Key findings include: 

  • 67% of Australians are home improvers
  • 38% has worked on a property with asbestos risk (built before 1990)
  • 46% cited pandemic-related motivations for home improvement projects
  • Online videos, hardware shops and family/friends are the top sources of home improvement inspiration and information
  • 70%+ agree that builders, governments hardware shops and home improvement shows should provide asbestos information 
  • Compared to other risks, asbestos is seen as less likely but more serious. Only 6% mention asbestos as a risk without being prompted. 
  • 22% have contacted an asbestos specialist in the past, and 38% feel professional assistance is too expensive. However, 15% believe you don’t need training or specialist knowledge. 
  • 20% of those who had found asbestos admitted to inappropriate (illegal) disposal – most commonly placing it in their household (red) bin.

Additionally, a formal segmentation analysis was undertaken for the first time, to provide a more nuanced understanding of different ‘home improvers’ – using demographic, socioeconomic, behavioural and attitudinal traits to identify five distinct clusters of similar people to help prioritise future communications and engagement activities.

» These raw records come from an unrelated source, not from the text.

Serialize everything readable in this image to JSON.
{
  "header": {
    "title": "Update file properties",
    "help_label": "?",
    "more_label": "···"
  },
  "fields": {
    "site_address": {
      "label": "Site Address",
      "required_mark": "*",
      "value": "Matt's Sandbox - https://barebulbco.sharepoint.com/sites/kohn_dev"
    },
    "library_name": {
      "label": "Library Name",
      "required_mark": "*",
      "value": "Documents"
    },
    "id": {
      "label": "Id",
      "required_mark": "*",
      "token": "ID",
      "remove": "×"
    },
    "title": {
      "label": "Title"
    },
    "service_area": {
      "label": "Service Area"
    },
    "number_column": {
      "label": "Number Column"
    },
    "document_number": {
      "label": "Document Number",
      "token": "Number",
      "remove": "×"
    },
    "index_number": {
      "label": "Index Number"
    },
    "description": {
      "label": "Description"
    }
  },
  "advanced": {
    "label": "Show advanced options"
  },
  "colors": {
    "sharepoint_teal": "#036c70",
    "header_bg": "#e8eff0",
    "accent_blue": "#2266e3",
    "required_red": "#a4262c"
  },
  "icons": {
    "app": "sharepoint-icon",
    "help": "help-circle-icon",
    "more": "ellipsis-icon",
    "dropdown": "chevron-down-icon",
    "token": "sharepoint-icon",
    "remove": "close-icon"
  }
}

From most to least at risk, they are: 

  • financially vulnerable DIYers (27% of the total home improver audience);
  • multicultural young urbanites (21%);
  • well-heeled DIY enthusiasts (8%);
  • financially comfortable families (16%); and 
  • cautious older outsourcers (28%).

The report from ASEA and SEC Newgate Australia is available here.